“We have sinned,” the President of America’s most prominent seminary wrote in Time Magazine. She was not referring to a sex scandal or embezzlement, but rather the Union Theological Seminary’s stock portfolio. In the past, many mainstream churches have spoken against Climate Change in the past, and now they are divesting themselves of fossil fuel investments.
In 2013, The United Church of Christ became the first US denomination to renounce fossil fuels, and a dozen US religious institutions – Lutherans, Episcopalians, Presbyterians and Quakers – have now taken the plunge.
The World Council of Churches (WCC) which announced its divestment decision last week.
“There was an explicit wish at the Finance Committee to include fossil fuels as one of the sectors where the WCC will not invest in, based on decisions to divest from fossil fuels taken by member churches in different parts of the world,” explained Guillermo Kerber, who co-ordinates the organization’s work on Care for Creation and Climate Justice.
“This is a remarkable moment for the 590 million Christians in its member denominations: a huge percentage of humanity says today ‘this far and no further,’” purred Bill McKibben, Founder of 350.org.
His praise was premature, as the WCC has taken a stand, but this is not endorsed by all of its members.
There has been a debate within the Anglican church.
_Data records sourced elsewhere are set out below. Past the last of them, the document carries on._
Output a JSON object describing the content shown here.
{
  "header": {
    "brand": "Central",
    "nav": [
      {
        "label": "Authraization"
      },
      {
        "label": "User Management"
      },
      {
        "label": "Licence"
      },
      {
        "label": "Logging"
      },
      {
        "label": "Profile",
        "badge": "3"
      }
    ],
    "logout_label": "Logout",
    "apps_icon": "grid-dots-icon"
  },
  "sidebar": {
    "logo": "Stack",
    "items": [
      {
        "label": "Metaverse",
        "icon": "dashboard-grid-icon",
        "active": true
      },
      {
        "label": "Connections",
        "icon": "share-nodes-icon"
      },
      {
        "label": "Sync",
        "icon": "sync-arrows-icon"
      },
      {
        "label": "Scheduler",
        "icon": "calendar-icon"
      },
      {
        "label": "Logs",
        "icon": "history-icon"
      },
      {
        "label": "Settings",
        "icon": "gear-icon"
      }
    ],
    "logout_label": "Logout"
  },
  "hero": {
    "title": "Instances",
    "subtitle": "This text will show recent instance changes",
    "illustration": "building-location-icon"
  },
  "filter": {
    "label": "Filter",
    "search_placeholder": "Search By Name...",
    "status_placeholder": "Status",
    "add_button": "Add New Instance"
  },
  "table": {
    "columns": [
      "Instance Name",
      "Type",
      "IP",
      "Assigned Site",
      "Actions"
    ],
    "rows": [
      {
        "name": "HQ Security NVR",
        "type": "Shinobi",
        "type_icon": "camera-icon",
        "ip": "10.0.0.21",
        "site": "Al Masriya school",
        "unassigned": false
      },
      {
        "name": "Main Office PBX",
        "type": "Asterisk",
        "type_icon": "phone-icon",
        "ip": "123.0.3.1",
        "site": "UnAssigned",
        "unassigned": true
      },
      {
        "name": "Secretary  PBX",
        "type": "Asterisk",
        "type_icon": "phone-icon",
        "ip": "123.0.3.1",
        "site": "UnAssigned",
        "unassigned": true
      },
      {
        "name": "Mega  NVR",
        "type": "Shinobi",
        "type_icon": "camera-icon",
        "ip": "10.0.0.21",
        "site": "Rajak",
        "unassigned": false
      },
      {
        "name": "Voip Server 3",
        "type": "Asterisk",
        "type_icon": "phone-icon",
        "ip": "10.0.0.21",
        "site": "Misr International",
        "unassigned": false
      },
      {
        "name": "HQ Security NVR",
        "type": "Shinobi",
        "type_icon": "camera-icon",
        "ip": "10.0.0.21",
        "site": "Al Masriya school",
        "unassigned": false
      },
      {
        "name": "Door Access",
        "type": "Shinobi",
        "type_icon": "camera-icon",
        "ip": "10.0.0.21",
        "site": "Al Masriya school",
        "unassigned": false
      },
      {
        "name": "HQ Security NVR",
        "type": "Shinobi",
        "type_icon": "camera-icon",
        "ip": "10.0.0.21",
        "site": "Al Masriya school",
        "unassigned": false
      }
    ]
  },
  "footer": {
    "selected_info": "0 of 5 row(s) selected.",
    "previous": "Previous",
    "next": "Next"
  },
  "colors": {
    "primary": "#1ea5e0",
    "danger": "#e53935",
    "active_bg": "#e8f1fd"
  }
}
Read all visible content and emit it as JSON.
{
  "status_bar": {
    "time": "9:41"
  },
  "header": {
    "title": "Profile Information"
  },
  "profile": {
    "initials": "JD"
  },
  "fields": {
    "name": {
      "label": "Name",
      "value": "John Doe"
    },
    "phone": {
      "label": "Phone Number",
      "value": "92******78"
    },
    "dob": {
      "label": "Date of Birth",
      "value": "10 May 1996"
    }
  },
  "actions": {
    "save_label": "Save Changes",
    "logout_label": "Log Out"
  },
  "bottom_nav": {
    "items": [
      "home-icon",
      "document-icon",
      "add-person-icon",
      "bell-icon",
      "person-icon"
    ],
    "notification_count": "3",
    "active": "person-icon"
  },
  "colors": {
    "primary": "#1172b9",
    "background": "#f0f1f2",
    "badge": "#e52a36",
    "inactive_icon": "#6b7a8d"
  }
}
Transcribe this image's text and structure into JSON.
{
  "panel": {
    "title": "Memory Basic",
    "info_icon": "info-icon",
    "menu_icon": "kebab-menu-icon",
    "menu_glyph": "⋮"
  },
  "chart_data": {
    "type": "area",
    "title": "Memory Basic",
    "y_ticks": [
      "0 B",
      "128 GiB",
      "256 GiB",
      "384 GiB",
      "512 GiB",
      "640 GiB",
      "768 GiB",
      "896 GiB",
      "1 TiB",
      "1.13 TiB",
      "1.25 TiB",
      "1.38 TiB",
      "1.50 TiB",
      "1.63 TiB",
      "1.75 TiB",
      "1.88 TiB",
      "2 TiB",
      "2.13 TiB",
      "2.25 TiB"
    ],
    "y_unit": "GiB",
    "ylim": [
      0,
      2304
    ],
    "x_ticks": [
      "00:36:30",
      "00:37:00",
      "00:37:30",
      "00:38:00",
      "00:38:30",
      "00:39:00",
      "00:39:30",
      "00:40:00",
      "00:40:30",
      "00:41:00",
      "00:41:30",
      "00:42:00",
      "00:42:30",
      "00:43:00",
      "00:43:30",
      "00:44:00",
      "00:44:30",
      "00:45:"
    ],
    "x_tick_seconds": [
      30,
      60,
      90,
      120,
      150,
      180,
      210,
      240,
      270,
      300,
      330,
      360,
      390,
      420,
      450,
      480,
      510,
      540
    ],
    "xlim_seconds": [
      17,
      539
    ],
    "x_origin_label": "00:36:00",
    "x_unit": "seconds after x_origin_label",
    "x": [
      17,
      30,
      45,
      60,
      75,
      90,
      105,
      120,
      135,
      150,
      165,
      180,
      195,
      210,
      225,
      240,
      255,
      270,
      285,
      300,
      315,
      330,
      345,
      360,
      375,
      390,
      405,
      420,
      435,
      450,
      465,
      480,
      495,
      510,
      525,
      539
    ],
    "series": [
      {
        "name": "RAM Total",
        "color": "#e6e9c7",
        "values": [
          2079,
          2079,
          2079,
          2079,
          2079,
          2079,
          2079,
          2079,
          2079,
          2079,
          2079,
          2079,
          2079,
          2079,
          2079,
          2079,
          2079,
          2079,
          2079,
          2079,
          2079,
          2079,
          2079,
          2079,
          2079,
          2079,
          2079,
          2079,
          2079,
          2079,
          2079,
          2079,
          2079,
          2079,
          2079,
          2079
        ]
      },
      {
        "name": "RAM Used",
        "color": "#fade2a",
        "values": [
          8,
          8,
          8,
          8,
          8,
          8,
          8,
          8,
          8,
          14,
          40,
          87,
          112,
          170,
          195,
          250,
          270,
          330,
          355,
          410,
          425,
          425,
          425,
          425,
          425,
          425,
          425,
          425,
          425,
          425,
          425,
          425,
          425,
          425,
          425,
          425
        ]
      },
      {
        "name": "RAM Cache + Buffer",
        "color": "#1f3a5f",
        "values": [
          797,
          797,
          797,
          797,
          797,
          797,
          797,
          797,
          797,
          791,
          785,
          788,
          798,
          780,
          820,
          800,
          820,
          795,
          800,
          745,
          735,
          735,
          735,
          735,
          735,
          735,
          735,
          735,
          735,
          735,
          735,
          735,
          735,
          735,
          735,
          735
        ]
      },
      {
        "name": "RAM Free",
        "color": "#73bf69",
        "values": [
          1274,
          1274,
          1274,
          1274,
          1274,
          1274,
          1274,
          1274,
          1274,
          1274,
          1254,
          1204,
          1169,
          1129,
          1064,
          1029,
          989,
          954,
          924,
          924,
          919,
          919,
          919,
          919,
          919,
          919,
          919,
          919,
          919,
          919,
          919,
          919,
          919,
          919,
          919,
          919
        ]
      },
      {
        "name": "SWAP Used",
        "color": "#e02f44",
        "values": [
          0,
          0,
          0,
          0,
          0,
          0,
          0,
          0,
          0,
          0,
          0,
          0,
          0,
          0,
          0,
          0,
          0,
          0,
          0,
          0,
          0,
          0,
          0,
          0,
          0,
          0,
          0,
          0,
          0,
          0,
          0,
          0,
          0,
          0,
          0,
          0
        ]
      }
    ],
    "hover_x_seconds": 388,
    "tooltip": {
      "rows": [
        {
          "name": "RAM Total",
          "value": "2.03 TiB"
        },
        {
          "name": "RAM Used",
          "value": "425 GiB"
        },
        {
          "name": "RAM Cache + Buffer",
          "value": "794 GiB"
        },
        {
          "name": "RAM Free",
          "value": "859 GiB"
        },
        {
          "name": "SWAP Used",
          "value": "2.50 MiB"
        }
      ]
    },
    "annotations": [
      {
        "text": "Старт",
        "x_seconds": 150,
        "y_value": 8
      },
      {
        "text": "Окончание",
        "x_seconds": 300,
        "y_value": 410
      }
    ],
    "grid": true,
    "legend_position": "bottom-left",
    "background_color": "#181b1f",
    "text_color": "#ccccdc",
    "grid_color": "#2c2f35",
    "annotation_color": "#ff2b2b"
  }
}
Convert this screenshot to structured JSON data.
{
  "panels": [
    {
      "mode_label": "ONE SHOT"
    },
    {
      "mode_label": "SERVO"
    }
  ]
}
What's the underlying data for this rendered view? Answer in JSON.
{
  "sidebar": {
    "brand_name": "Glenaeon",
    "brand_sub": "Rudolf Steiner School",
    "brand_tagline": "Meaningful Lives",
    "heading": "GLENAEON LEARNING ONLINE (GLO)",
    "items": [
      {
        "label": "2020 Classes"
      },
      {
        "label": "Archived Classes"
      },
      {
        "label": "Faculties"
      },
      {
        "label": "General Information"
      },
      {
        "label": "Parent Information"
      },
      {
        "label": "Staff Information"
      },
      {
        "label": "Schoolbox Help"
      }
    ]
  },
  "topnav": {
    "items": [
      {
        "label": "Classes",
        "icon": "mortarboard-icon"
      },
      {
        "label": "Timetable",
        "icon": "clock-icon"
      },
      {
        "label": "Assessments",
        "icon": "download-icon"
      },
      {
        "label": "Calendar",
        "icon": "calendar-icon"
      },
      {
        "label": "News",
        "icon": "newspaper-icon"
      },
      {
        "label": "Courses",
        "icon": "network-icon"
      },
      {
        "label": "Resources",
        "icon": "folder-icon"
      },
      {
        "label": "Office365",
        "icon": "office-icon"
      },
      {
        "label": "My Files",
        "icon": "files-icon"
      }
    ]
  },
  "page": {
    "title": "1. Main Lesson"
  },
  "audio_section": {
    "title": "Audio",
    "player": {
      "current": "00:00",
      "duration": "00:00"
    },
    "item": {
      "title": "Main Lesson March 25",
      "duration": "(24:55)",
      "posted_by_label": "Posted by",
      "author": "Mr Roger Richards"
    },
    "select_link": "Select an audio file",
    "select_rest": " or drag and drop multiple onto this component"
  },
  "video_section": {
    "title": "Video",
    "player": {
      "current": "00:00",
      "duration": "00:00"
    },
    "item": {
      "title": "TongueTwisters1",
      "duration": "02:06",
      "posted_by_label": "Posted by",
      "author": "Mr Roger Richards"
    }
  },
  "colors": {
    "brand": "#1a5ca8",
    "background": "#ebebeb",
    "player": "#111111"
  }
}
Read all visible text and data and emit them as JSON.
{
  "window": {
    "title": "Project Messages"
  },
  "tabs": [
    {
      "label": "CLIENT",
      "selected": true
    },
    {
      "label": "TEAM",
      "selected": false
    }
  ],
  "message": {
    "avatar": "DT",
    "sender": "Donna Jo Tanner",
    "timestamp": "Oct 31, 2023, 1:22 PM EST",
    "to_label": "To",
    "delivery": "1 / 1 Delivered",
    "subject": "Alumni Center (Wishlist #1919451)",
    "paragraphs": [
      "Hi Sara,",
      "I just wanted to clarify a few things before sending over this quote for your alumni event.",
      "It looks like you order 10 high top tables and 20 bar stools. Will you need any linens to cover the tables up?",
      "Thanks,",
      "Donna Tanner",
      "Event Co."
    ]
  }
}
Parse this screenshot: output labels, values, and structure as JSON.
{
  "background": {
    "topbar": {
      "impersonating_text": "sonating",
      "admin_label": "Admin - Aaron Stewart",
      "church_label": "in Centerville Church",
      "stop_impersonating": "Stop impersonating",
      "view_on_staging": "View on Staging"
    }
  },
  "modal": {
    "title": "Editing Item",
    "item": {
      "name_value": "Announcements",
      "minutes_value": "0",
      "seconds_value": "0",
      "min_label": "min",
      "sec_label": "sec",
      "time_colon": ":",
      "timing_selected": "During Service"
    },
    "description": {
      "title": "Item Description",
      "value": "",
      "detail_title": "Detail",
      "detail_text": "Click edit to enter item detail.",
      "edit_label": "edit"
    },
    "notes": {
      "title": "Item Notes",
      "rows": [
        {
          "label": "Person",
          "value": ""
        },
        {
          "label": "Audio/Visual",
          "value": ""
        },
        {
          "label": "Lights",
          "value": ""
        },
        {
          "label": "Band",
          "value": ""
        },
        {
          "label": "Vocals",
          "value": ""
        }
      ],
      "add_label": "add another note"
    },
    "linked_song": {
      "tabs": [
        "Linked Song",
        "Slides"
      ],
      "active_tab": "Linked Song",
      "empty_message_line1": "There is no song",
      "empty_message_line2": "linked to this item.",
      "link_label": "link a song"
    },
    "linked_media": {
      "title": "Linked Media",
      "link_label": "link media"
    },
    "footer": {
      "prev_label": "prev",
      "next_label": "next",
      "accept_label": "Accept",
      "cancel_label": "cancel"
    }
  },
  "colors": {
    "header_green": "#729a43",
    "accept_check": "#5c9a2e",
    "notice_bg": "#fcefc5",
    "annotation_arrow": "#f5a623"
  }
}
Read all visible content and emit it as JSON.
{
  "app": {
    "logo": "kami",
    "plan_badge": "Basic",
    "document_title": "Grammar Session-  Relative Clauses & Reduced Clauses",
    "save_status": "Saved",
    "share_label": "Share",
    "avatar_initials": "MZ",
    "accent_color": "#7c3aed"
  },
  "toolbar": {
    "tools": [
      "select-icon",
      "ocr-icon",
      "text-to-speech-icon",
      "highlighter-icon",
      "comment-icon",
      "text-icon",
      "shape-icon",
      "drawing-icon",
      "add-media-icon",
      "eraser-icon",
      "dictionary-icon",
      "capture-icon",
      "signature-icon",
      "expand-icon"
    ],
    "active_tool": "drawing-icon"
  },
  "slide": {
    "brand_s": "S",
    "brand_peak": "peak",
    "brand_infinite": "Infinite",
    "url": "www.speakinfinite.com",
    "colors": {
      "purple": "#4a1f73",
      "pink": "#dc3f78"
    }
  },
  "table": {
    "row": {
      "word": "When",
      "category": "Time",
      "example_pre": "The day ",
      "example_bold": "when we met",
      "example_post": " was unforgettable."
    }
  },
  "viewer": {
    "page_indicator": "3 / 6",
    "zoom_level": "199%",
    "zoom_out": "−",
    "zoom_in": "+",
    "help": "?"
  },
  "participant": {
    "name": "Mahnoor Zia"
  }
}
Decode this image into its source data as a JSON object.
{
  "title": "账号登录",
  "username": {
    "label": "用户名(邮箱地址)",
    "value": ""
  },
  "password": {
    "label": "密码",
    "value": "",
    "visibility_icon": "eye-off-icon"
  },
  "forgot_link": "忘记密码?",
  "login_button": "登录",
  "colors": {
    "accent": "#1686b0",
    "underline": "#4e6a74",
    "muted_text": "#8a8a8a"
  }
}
While everyone agrees that Climate Change is the greatest challenge of our generation, some believe the church would be more useful as a shareholder that exerts a influence on the fossil fuel industry.
Christiana Figueres, Executive Secretary of the United Nations Framework Convention on Climate Change (UNFCCC), argued that it is time for the church to separate from itself and lists some churches that have already divested themselves of fossil fuel investments.
“We already have the technology we need to keep us under the two degree temperature rise, we just need policy and targeted finance to help deploy it,” Figueres said.
Top photo credit: Inside Canterbury Cathedral – Courtesy Robyn Cox via Flickr CC by SA, 2.0